## About this task
Where does the string "icon" appear? Copy every line of the entries below that holds it.

Entries from a dataset of interfaces

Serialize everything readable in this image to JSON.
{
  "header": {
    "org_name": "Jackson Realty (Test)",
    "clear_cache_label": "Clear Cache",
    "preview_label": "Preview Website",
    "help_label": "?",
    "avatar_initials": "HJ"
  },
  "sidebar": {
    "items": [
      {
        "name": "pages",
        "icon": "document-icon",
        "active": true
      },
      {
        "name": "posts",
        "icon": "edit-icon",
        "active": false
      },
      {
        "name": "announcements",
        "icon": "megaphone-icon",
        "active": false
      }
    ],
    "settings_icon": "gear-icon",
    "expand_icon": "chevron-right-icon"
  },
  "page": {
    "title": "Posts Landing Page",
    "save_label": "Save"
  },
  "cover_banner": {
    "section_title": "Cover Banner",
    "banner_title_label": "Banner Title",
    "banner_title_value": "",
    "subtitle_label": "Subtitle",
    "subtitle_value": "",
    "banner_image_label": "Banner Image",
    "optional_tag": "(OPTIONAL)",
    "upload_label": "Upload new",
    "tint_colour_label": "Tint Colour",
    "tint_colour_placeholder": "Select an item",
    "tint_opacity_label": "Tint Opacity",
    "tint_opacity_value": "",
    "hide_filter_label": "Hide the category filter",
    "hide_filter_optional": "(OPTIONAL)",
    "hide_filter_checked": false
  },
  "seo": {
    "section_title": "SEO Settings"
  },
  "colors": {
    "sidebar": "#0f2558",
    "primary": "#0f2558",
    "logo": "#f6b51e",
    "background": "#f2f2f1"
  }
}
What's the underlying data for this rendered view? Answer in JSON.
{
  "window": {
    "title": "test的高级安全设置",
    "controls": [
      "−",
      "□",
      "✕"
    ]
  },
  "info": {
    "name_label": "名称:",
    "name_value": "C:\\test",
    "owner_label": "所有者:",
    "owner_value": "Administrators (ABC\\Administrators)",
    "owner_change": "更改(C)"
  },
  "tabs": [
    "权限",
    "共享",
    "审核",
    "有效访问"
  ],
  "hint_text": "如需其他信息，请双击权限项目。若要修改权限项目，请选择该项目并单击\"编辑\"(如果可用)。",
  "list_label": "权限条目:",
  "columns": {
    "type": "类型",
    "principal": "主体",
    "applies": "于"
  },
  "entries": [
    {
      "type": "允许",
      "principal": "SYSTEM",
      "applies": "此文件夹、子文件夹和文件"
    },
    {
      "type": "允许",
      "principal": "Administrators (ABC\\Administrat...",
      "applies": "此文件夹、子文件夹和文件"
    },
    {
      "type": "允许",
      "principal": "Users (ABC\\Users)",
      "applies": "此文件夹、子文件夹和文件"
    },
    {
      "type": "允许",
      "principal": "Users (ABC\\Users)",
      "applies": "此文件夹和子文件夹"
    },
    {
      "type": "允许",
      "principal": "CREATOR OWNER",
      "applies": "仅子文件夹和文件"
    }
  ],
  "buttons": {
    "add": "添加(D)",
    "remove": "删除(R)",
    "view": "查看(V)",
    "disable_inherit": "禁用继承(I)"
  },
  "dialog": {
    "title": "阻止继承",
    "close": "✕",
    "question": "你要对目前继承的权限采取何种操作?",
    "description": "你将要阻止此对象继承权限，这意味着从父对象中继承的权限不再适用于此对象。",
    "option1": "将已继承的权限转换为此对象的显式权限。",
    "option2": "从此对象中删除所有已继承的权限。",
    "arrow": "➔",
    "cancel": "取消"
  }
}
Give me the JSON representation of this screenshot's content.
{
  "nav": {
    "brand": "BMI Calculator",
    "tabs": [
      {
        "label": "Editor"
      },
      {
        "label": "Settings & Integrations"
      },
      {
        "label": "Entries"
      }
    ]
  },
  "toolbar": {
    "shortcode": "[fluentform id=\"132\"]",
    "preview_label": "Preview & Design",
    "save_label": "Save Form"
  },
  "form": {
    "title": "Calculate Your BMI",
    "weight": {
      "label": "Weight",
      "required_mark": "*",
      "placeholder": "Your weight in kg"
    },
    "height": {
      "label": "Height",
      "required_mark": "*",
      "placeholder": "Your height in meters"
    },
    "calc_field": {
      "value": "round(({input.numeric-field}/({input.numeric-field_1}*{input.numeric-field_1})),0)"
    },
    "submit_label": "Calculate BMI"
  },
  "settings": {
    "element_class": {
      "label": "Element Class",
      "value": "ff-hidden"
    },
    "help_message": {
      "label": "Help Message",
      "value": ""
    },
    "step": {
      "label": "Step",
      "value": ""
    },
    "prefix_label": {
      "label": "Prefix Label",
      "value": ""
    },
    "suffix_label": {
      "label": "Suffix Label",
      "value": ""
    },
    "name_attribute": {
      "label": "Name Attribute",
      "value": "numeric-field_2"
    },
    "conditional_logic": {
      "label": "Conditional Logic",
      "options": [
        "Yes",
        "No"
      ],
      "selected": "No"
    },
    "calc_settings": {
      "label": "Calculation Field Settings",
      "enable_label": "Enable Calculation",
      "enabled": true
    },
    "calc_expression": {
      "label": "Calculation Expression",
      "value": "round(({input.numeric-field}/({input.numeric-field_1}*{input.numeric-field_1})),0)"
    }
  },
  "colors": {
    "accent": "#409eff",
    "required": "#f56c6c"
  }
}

## Output of the exercise
        "icon": "document-icon",
        "icon": "edit-icon",
        "icon": "megaphone-icon",
    "settings_icon": "gear-icon",
    "expand_icon": "chevron-right-icon"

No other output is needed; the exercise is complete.